◆ Exercise directions
If a line in the records contains the string "flower", show that line.

◆ Data records
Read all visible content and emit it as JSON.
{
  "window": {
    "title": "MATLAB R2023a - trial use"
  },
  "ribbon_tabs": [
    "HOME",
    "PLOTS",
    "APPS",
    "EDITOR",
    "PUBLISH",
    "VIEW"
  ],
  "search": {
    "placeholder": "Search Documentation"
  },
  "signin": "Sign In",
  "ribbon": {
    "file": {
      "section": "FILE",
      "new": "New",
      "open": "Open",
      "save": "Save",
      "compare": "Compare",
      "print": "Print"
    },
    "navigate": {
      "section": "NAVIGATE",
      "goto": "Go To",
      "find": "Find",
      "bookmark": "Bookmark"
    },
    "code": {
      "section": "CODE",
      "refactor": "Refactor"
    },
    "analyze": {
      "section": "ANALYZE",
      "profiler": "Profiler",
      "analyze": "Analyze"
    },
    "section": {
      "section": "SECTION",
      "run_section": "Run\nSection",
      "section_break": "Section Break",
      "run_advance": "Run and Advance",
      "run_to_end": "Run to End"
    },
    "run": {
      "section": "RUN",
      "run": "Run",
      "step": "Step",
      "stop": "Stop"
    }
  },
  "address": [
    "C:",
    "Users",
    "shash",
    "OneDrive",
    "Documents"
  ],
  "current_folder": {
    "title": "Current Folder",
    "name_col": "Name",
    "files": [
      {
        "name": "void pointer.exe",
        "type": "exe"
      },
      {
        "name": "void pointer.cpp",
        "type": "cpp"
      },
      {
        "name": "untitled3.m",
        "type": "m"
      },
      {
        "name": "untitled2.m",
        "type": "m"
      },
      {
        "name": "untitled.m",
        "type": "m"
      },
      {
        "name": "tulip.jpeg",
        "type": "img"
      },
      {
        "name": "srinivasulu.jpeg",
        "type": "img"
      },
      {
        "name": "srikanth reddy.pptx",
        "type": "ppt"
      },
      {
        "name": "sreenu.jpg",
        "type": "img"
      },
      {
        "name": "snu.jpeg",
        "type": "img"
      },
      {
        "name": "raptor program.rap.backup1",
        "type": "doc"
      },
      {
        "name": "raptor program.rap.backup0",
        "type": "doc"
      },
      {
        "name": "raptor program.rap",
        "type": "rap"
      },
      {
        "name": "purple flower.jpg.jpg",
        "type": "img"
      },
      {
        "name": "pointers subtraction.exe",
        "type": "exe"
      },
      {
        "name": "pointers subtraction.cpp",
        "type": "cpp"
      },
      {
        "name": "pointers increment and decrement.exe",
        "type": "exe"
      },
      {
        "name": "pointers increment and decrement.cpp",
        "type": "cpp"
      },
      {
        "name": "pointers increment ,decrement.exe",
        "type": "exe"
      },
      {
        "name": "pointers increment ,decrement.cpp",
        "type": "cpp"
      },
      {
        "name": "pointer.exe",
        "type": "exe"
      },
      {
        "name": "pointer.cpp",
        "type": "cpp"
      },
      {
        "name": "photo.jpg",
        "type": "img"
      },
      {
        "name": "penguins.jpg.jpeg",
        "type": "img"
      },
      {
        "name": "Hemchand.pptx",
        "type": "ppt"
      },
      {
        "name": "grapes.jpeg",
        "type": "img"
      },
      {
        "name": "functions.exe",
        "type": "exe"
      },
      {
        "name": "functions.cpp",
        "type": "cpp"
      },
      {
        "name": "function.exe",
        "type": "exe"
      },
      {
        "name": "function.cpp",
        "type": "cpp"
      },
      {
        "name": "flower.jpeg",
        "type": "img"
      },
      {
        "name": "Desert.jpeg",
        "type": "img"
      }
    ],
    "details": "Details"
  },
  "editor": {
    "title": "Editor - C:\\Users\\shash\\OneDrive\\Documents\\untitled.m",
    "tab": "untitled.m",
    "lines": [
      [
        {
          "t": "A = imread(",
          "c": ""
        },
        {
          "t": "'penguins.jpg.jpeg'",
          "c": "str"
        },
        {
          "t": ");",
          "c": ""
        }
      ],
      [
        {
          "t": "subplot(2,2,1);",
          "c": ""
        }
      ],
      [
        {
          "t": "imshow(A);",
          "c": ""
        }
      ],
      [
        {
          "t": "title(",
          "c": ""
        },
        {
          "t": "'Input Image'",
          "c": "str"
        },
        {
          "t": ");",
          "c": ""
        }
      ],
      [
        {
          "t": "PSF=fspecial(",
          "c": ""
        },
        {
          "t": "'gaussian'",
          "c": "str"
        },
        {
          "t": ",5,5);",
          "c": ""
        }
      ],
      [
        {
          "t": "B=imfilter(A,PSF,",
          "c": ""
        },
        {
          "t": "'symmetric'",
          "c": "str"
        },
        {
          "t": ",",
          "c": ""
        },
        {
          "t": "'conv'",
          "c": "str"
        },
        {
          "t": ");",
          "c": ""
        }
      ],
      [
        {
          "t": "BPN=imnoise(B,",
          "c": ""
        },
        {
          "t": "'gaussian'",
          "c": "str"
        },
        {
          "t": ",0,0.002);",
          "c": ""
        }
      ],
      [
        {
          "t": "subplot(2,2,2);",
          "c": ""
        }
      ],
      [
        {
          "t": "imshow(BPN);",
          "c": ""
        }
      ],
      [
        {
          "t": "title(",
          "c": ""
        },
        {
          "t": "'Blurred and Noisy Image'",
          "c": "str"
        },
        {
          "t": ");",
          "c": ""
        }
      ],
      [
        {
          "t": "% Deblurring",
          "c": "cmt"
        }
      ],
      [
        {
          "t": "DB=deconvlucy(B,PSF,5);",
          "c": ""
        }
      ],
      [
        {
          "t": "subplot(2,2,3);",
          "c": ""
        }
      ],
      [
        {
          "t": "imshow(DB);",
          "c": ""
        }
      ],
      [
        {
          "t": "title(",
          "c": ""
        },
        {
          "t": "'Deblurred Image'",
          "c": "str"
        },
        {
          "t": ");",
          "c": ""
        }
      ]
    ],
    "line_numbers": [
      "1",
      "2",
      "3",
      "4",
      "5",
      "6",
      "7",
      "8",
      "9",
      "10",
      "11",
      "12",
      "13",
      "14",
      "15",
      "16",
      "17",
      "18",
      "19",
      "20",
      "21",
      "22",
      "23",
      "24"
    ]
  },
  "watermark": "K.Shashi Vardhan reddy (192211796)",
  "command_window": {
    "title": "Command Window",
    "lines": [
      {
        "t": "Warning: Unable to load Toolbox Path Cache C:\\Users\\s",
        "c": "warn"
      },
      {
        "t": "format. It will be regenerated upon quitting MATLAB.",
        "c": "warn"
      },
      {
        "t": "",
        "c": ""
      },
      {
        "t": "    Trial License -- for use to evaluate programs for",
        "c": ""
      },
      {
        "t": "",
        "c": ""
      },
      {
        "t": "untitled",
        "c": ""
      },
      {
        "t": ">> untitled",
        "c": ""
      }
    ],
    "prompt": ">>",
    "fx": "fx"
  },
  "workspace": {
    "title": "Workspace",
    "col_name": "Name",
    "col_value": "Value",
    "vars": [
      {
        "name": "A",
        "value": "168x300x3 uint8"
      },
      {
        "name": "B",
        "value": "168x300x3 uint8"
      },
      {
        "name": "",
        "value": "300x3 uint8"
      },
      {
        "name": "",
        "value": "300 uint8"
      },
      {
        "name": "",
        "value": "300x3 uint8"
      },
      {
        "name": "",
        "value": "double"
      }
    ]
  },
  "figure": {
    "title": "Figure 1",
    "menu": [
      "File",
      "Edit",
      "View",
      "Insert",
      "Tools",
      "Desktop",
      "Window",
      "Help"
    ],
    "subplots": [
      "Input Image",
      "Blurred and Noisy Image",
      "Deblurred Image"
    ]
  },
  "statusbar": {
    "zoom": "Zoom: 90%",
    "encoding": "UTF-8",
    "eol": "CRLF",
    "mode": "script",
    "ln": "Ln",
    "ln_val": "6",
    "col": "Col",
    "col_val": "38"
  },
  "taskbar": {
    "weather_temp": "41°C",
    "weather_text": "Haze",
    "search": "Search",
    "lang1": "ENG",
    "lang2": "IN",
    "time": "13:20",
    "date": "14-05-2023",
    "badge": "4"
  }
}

◆ Your response
        "name": "purple flower.jpg.jpg",
        "name": "flower.jpeg",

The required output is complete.